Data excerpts
——

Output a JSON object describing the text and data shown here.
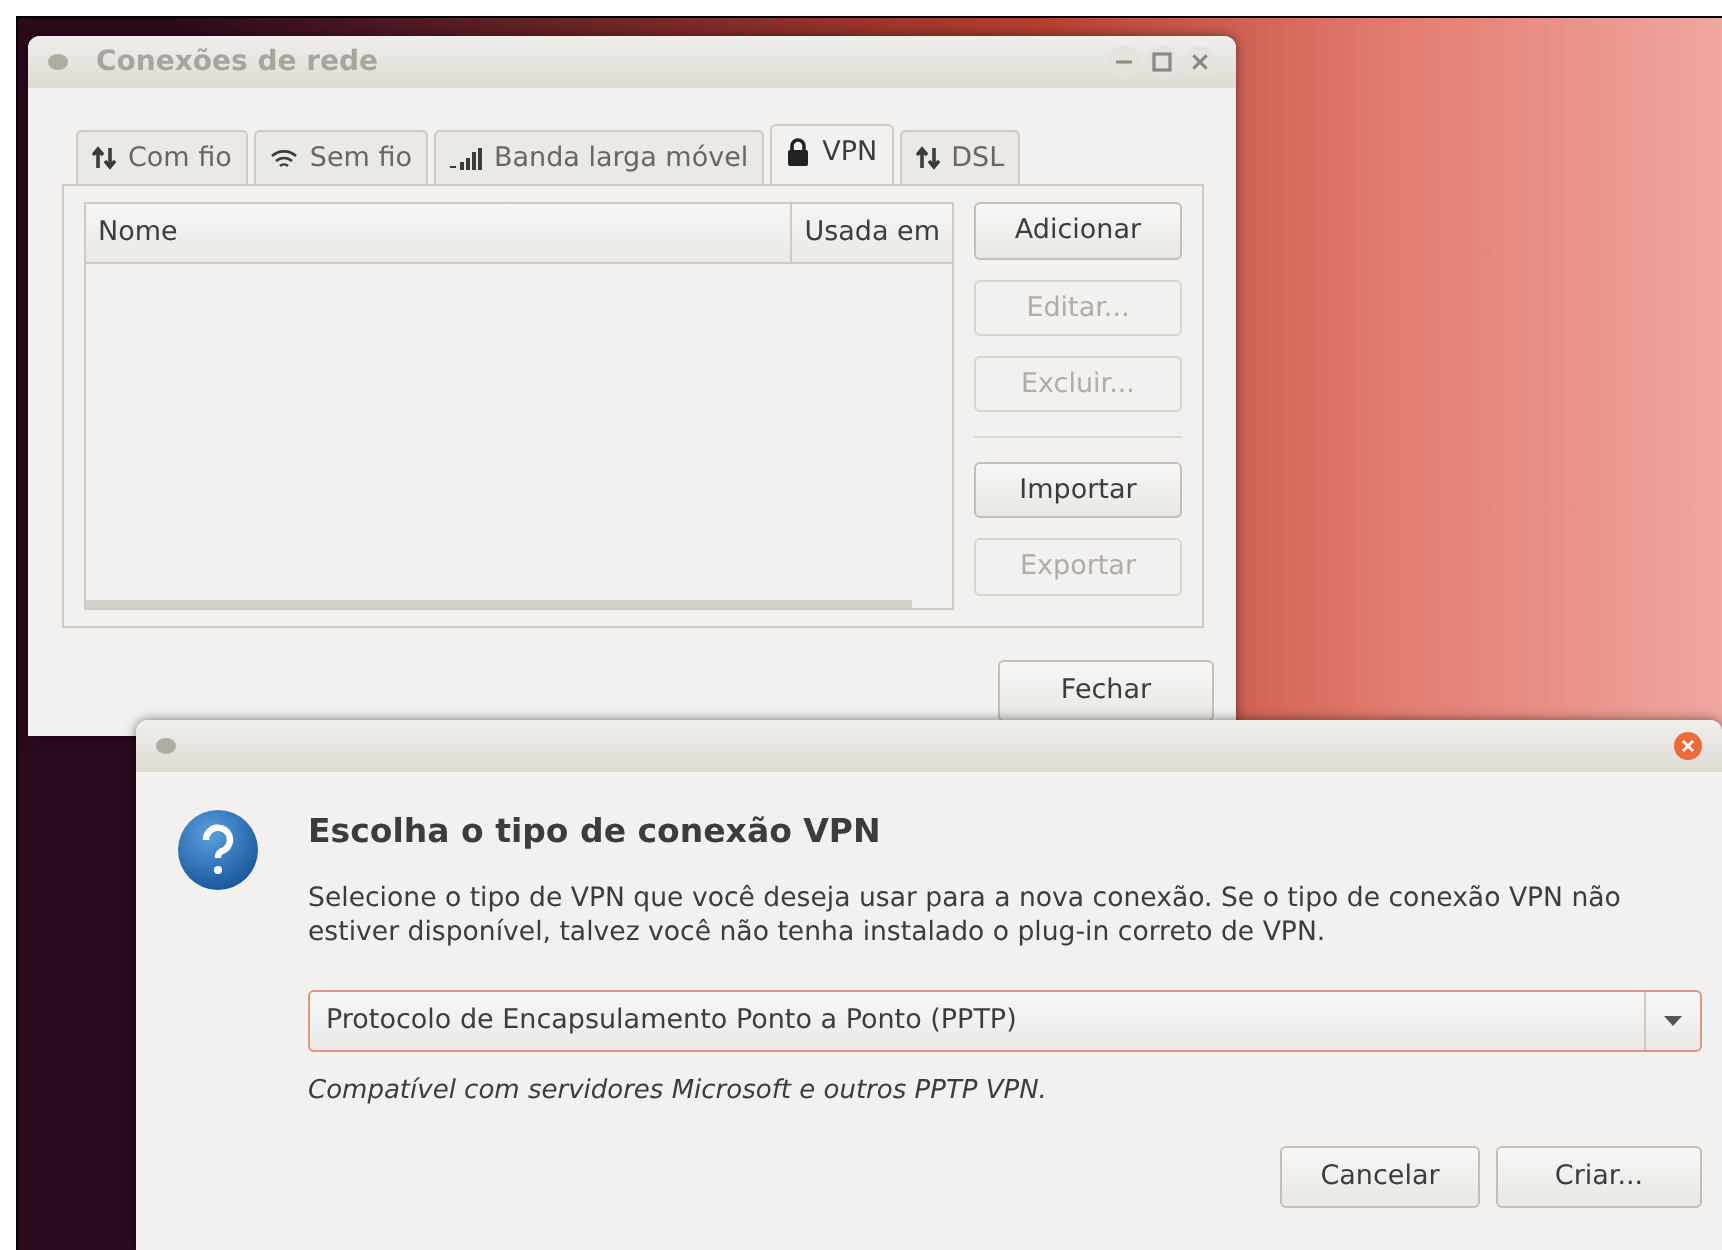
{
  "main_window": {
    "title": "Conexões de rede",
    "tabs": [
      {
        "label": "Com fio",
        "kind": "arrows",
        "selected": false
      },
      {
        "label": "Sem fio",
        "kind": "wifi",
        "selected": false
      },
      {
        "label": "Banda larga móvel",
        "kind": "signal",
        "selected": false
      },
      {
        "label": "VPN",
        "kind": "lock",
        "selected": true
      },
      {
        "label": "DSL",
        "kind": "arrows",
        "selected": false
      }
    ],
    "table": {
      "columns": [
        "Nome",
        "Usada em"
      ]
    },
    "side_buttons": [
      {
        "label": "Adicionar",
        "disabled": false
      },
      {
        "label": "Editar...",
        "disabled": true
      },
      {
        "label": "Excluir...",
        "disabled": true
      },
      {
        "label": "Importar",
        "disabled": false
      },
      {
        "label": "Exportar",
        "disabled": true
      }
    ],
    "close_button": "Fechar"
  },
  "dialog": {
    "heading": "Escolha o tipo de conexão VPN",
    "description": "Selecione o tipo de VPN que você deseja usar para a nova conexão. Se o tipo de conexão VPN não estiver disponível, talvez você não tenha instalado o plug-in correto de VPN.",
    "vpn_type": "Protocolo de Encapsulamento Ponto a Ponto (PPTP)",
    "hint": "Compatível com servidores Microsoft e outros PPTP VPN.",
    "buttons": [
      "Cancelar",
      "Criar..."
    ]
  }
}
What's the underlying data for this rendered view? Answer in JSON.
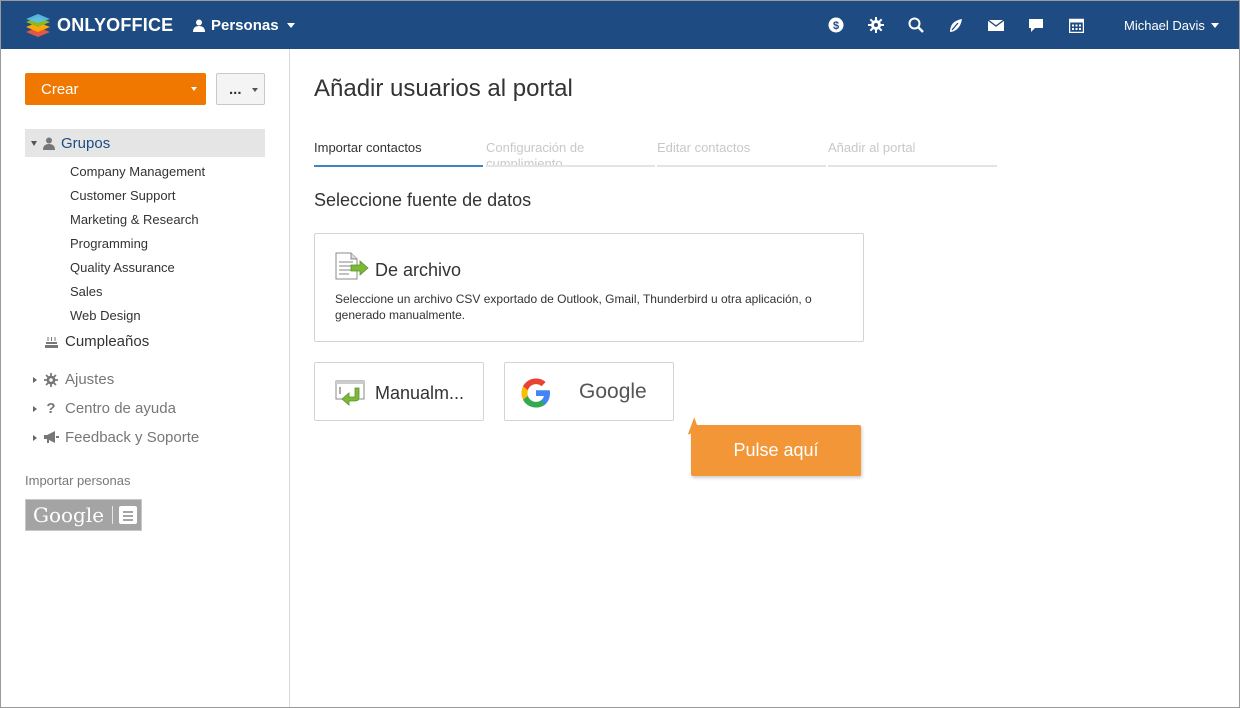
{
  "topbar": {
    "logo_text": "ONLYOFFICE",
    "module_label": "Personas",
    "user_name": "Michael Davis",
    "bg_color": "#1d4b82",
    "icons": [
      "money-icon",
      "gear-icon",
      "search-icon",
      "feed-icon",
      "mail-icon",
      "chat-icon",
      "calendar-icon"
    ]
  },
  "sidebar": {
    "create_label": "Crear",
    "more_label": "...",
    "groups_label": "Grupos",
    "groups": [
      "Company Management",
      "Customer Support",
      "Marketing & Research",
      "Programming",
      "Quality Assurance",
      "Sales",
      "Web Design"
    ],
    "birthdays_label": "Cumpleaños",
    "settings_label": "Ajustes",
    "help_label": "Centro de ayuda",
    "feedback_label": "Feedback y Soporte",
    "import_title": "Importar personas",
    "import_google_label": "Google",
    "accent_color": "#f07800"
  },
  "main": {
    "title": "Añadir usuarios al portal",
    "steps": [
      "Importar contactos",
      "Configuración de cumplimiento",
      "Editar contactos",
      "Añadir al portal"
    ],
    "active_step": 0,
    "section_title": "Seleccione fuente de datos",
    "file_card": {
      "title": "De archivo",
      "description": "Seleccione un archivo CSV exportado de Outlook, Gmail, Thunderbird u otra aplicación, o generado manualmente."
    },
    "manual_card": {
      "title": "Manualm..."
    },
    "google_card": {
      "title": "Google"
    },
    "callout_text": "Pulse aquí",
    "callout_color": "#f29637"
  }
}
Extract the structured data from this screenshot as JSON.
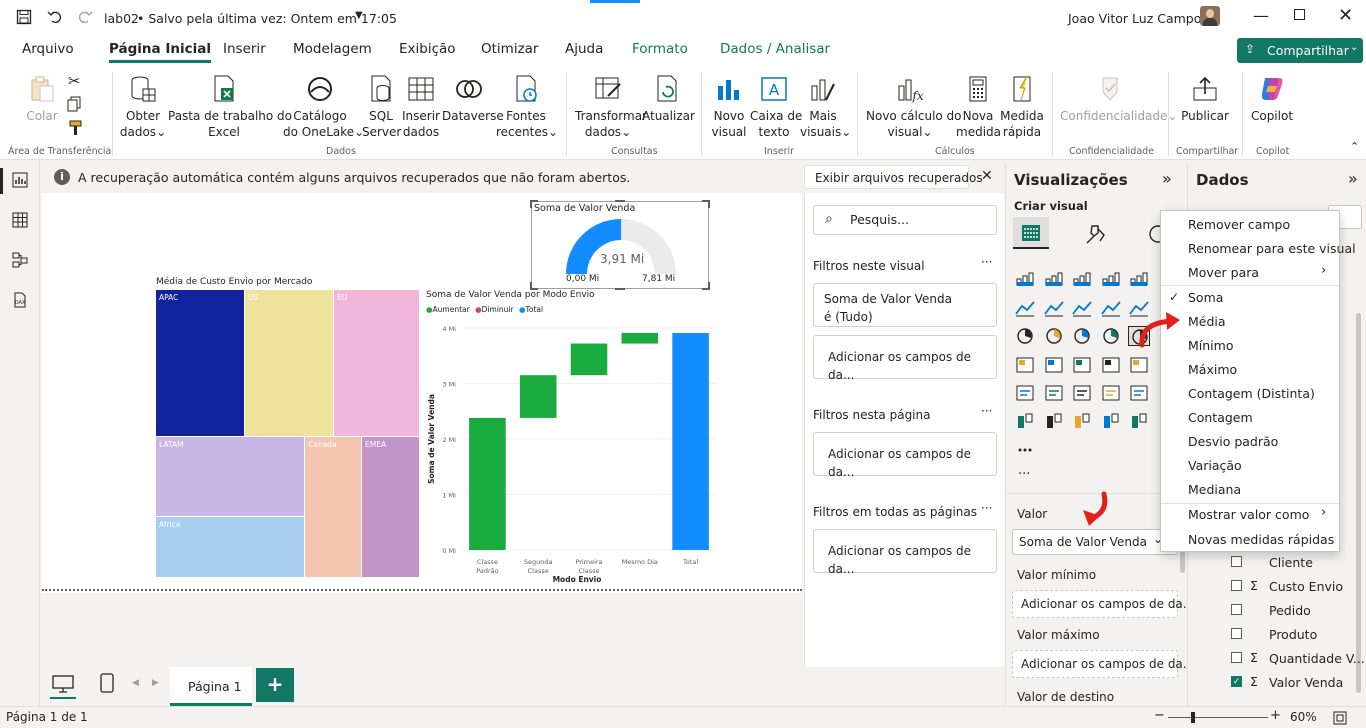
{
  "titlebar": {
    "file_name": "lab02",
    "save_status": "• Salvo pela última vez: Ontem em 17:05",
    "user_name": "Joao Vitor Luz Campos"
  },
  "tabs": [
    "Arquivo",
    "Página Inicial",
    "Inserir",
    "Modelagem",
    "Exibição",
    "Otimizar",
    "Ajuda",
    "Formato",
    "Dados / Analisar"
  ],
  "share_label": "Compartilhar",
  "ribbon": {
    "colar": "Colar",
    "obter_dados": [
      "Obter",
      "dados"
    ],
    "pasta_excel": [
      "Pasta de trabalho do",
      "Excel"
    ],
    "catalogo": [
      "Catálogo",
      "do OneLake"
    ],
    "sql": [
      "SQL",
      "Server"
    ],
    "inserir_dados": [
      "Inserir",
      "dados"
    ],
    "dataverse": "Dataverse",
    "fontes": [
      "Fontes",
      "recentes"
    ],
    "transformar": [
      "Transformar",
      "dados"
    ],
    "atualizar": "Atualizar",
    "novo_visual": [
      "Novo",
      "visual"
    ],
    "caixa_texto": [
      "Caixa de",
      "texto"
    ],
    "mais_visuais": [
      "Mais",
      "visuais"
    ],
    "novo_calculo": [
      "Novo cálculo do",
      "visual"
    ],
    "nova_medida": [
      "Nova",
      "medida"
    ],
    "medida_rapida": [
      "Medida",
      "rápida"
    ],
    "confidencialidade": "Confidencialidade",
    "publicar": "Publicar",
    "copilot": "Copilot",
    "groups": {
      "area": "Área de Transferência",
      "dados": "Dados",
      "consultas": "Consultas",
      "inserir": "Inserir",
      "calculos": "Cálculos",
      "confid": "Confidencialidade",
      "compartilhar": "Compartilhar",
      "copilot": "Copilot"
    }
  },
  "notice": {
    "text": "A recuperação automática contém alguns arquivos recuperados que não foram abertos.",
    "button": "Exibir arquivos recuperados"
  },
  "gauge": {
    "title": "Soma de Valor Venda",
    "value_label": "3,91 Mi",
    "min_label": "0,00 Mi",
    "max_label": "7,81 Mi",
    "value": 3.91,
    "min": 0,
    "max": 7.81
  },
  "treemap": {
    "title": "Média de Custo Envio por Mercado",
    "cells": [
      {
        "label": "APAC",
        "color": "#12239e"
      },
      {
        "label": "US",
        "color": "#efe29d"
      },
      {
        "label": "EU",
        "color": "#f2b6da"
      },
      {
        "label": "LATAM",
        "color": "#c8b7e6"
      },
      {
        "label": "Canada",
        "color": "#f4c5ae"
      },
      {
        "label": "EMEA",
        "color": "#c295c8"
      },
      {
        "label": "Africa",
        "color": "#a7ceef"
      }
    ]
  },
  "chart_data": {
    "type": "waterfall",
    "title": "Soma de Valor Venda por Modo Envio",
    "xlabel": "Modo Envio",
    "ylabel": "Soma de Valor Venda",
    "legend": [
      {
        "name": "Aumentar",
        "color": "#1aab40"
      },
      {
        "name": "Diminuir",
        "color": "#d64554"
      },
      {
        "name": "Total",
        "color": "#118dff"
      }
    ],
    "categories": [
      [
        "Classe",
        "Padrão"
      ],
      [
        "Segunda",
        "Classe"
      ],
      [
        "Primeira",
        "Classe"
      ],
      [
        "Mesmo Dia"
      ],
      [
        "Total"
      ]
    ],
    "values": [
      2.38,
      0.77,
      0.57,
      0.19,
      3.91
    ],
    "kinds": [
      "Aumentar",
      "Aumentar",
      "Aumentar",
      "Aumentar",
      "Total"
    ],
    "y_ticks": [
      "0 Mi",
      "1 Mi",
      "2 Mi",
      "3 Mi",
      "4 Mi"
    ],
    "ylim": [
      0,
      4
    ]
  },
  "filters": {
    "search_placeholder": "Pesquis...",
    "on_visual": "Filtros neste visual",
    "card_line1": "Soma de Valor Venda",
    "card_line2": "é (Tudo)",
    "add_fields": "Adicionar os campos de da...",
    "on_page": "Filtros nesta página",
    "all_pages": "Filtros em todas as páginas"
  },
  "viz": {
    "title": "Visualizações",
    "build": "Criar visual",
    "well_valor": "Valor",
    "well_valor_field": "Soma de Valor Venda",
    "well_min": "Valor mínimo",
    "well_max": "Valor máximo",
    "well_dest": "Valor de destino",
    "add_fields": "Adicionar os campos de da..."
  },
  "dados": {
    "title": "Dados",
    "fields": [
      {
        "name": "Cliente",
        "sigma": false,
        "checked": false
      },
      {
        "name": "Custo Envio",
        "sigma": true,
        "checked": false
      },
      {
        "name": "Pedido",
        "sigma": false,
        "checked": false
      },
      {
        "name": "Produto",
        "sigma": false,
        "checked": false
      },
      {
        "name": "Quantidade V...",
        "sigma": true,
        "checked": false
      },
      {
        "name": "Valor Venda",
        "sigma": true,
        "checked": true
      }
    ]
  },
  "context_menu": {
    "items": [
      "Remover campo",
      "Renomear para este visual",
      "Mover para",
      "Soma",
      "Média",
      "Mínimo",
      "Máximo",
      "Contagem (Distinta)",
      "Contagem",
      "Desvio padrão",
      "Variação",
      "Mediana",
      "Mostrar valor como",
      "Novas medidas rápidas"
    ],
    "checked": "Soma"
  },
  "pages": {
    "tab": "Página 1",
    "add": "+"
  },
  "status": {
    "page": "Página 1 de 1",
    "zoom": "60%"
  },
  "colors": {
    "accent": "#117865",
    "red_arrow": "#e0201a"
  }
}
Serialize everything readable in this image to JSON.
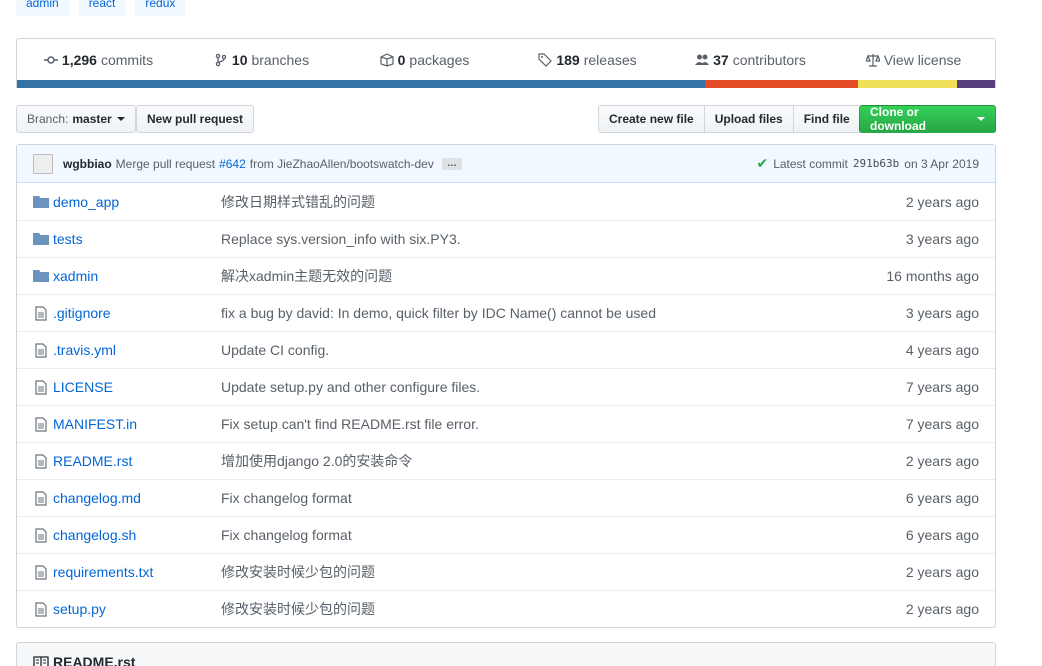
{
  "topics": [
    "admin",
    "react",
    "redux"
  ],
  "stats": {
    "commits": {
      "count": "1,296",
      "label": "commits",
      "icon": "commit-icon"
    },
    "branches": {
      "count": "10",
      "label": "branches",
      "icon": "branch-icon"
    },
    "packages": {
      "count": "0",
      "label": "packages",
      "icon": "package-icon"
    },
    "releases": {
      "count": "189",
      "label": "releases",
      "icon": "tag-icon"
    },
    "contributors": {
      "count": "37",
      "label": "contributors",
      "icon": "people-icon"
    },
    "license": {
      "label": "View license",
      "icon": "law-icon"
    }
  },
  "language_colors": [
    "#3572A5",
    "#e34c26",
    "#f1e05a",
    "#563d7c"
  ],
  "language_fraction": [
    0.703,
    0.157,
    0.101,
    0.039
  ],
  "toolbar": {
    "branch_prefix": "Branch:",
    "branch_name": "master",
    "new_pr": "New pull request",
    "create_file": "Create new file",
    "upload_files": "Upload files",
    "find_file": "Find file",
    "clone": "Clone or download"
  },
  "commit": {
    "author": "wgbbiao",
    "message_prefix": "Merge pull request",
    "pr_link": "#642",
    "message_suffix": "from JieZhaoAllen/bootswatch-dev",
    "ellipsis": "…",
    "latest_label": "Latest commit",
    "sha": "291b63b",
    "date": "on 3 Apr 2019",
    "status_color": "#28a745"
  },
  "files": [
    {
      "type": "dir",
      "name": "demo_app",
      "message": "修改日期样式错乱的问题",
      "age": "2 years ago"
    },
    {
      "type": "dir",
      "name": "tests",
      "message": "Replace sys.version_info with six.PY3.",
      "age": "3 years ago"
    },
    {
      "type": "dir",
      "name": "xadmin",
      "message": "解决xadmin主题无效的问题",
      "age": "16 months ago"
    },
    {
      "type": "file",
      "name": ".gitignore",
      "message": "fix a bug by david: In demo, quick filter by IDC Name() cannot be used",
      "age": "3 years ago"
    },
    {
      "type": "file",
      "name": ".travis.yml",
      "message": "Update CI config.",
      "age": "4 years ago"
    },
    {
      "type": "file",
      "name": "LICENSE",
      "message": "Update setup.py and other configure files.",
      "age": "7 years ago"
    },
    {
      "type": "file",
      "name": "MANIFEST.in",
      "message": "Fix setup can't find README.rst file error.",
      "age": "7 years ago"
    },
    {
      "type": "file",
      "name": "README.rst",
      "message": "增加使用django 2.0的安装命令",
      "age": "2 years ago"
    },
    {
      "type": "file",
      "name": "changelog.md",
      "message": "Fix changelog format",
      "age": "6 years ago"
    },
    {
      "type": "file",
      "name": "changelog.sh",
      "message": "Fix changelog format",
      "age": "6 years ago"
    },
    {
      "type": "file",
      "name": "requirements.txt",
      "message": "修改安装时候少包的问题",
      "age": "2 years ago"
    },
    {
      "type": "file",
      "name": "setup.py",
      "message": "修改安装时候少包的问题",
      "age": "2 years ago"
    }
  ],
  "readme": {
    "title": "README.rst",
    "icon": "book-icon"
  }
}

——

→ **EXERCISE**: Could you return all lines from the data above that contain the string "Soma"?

→ **EXERCISE ANSWER**:
    "title": "Soma de Valor Venda",
    "title": "Soma de Valor Venda por Modo Envio",
    "ylabel": "Soma de Valor Venda",
    "card_line1": "Soma de Valor Venda",
    "well_valor_field": "Soma de Valor Venda",
      "Soma",
    "checked": "Soma"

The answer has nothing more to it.